Exercise details -
Pick out all lines in the listing holding the string "author" and copy them.

Given records -
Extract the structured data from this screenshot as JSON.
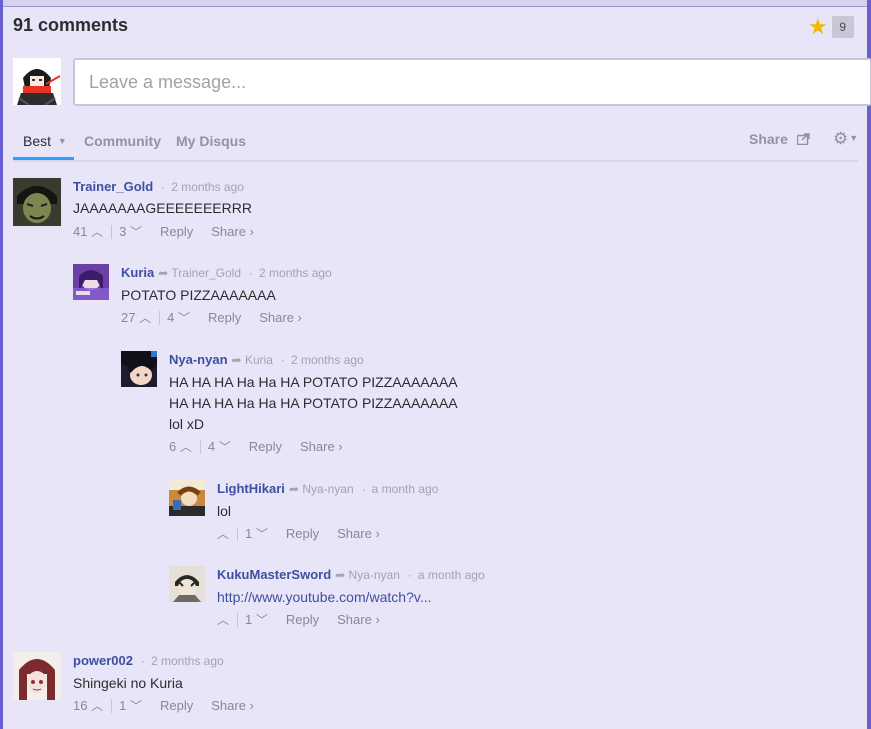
{
  "header": {
    "comment_count": "91 comments",
    "star_count": "9"
  },
  "composer": {
    "placeholder": "Leave a message..."
  },
  "nav": {
    "tabs": [
      "Best",
      "Community",
      "My Disqus"
    ],
    "share": "Share"
  },
  "labels": {
    "reply": "Reply",
    "share": "Share ›"
  },
  "comments": [
    {
      "author": "Trainer_Gold",
      "time": "2 months ago",
      "lines": [
        "JAAAAAAAGEEEEEEERRR"
      ],
      "up": "41",
      "down": "3"
    },
    {
      "author": "Kuria",
      "parent": "Trainer_Gold",
      "time": "2 months ago",
      "lines": [
        "POTATO PIZZAAAAAAA"
      ],
      "up": "27",
      "down": "4"
    },
    {
      "author": "Nya-nyan",
      "parent": "Kuria",
      "time": "2 months ago",
      "lines": [
        "HA HA HA Ha Ha HA POTATO PIZZAAAAAAA",
        "HA HA HA Ha Ha HA POTATO PIZZAAAAAAA",
        "lol xD"
      ],
      "up": "6",
      "down": "4"
    },
    {
      "author": "LightHikari",
      "parent": "Nya-nyan",
      "time": "a month ago",
      "lines": [
        "lol"
      ],
      "up": "",
      "down": "1"
    },
    {
      "author": "KukuMasterSword",
      "parent": "Nya-nyan",
      "time": "a month ago",
      "link": "http://www.youtube.com/watch?v...",
      "up": "",
      "down": "1"
    },
    {
      "author": "power002",
      "time": "2 months ago",
      "lines": [
        "Shingeki no Kuria"
      ],
      "up": "16",
      "down": "1"
    }
  ]
}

Result of this task -
      "author": "Trainer_Gold",
      "author": "Kuria",
      "author": "Nya-nyan",
      "author": "LightHikari",
      "author": "KukuMasterSword",
      "author": "power002",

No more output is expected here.